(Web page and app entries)

__________________________________________________

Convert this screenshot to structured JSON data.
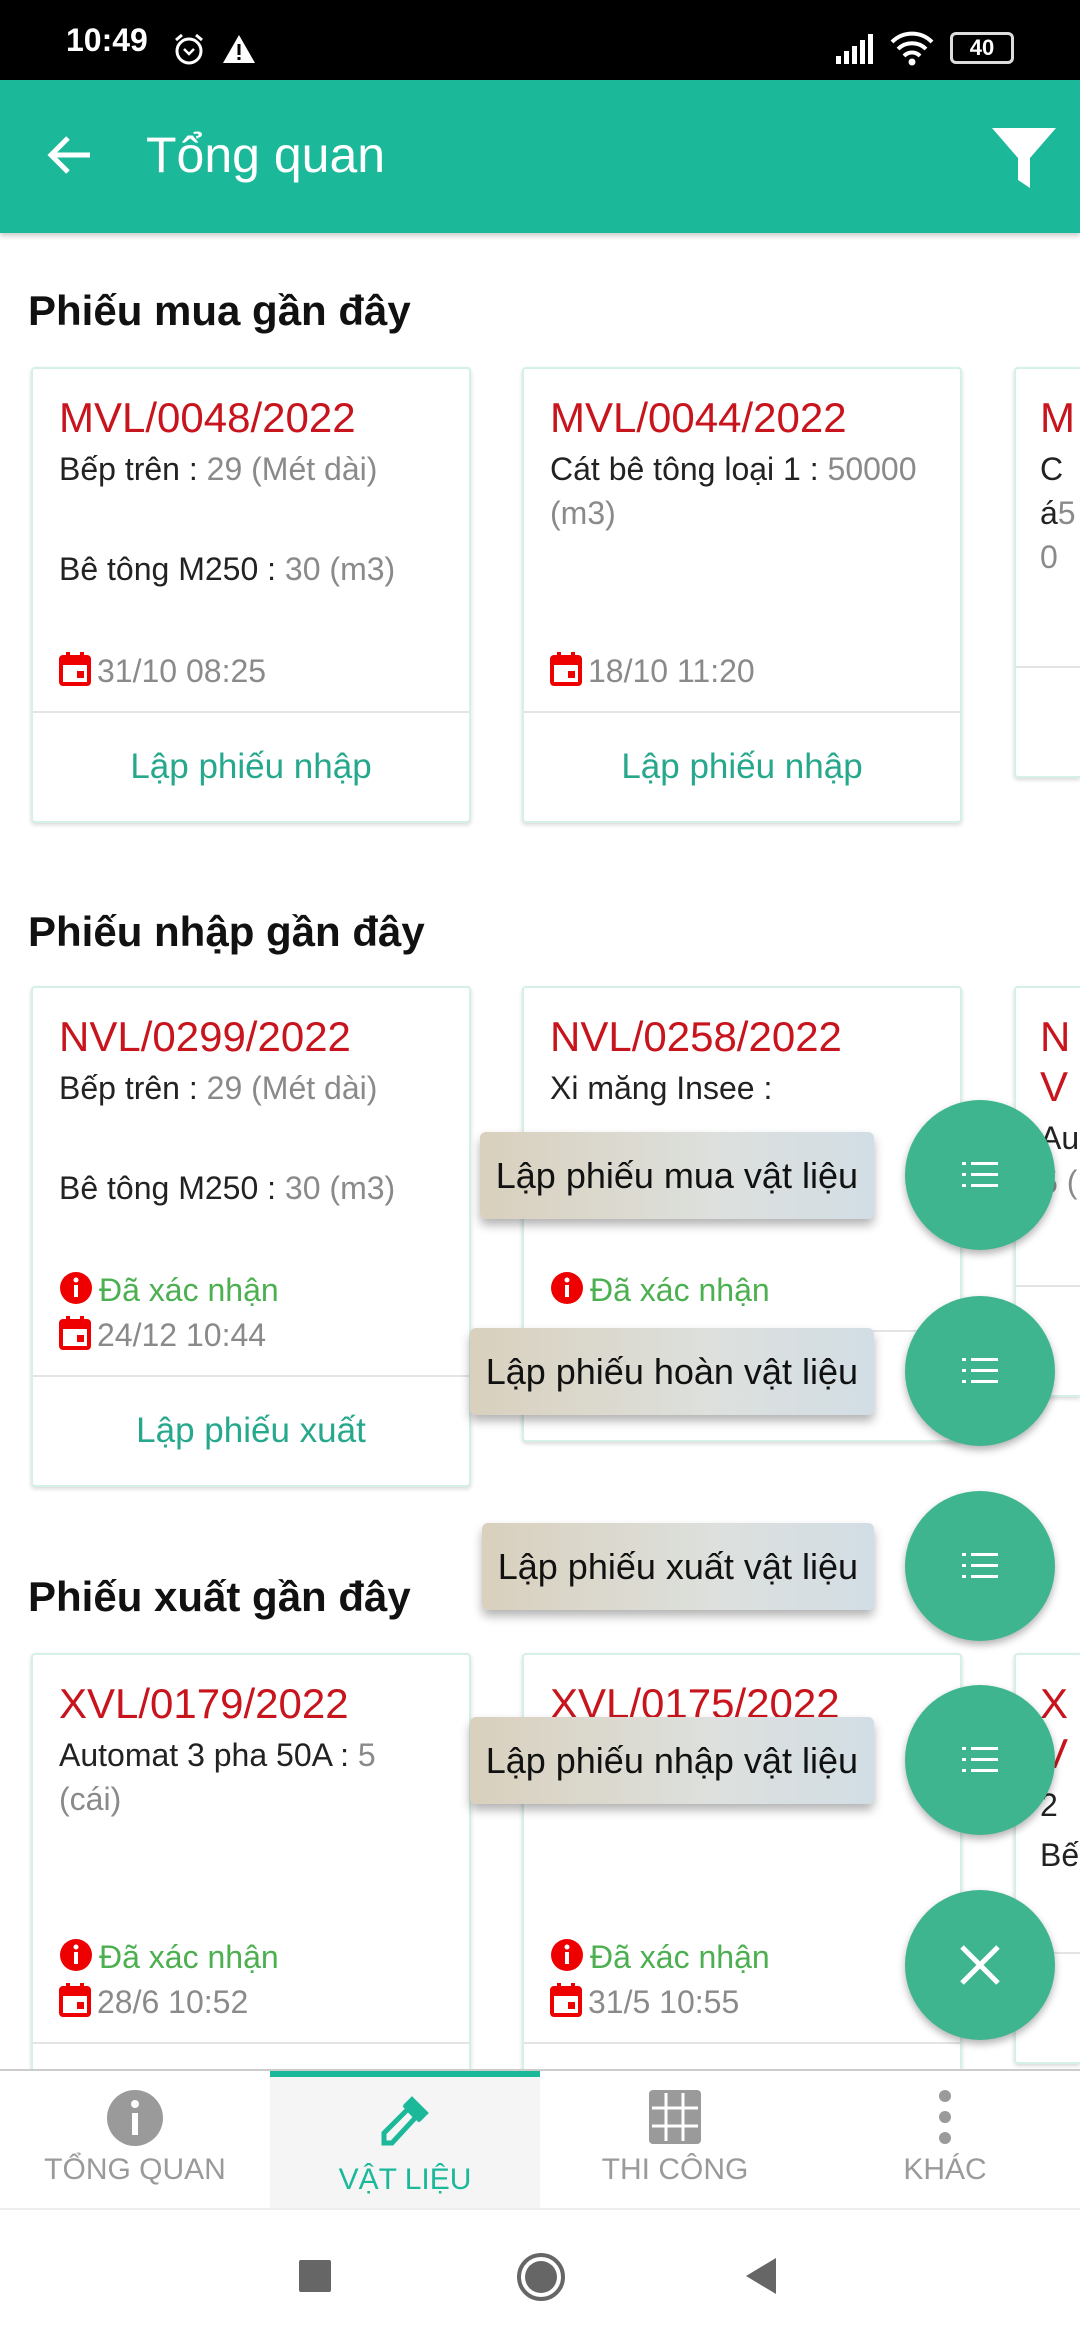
{
  "status_bar": {
    "time": "10:49",
    "battery": "40"
  },
  "header": {
    "title": "Tổng quan",
    "back_icon": "arrow-left-icon",
    "filter_icon": "filter-icon"
  },
  "colors": {
    "primary": "#1bb89a",
    "code": "#c8141c",
    "status": "#4caf50",
    "fab": "#3fb58f"
  },
  "sections": [
    {
      "title": "Phiếu mua gần đây",
      "cards": [
        {
          "code": "MVL/0048/2022",
          "items": [
            {
              "name": "Bếp trên : ",
              "qty": "29 (Mét dài)"
            },
            {
              "name": "Bê tông M250 : ",
              "qty": "30 (m3)"
            }
          ],
          "date": "31/10 08:25",
          "action": "Lập phiếu nhập"
        },
        {
          "code": "MVL/0044/2022",
          "items": [
            {
              "name": "Cát bê tông loại 1 : ",
              "qty": "50000 (m3)"
            }
          ],
          "date": "18/10 11:20",
          "action": "Lập phiếu nhập"
        },
        {
          "code": "M",
          "items": [
            {
              "name": "Cá",
              "qty": "50"
            }
          ],
          "date": "",
          "action": ""
        }
      ]
    },
    {
      "title": "Phiếu nhập gần đây",
      "cards": [
        {
          "code": "NVL/0299/2022",
          "items": [
            {
              "name": "Bếp trên : ",
              "qty": "29 (Mét dài)"
            },
            {
              "name": "Bê tông M250 : ",
              "qty": "30 (m3)"
            }
          ],
          "status": "Đã xác nhận",
          "date": "24/12 10:44",
          "action": "Lập phiếu xuất"
        },
        {
          "code": "NVL/0258/2022",
          "items": [
            {
              "name": "Xi măng Insee : ",
              "qty": ""
            }
          ],
          "status": "Đã xác nhận",
          "date": "",
          "action": "Lập phiếu xuất"
        },
        {
          "code": "NV",
          "items": [
            {
              "name": "Au",
              "qty": "5 ("
            }
          ],
          "status": "",
          "date": "",
          "action": ""
        }
      ]
    },
    {
      "title": "Phiếu xuất gần đây",
      "cards": [
        {
          "code": "XVL/0179/2022",
          "items": [
            {
              "name": "Automat 3 pha 50A : ",
              "qty": "5 (cái)"
            }
          ],
          "status": "Đã xác nhận",
          "date": "28/6 10:52",
          "action": ""
        },
        {
          "code": "XVL/0175/2022",
          "items": [],
          "status": "Đã xác nhận",
          "date": "31/5 10:55",
          "action": ""
        },
        {
          "code": "XV",
          "items": [
            {
              "name": "2",
              "qty": ""
            },
            {
              "name": "Bế",
              "qty": ""
            }
          ],
          "status": "",
          "date": "",
          "action": ""
        }
      ]
    }
  ],
  "speed_dial": {
    "actions": [
      "Lập phiếu mua vật liệu",
      "Lập phiếu hoàn vật liệu",
      "Lập phiếu xuất vật liệu",
      "Lập phiếu nhập vật liệu"
    ],
    "action_icon": "list-icon",
    "close_icon": "close-icon"
  },
  "bottom_nav": {
    "active": "VẬT LIỆU",
    "tabs": [
      {
        "label": "TỔNG QUAN",
        "icon": "info-icon"
      },
      {
        "label": "VẬT LIỆU",
        "icon": "eyedropper-icon"
      },
      {
        "label": "THI CÔNG",
        "icon": "grid-icon"
      },
      {
        "label": "KHÁC",
        "icon": "more-vertical-icon"
      }
    ]
  }
}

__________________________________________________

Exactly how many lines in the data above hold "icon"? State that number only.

8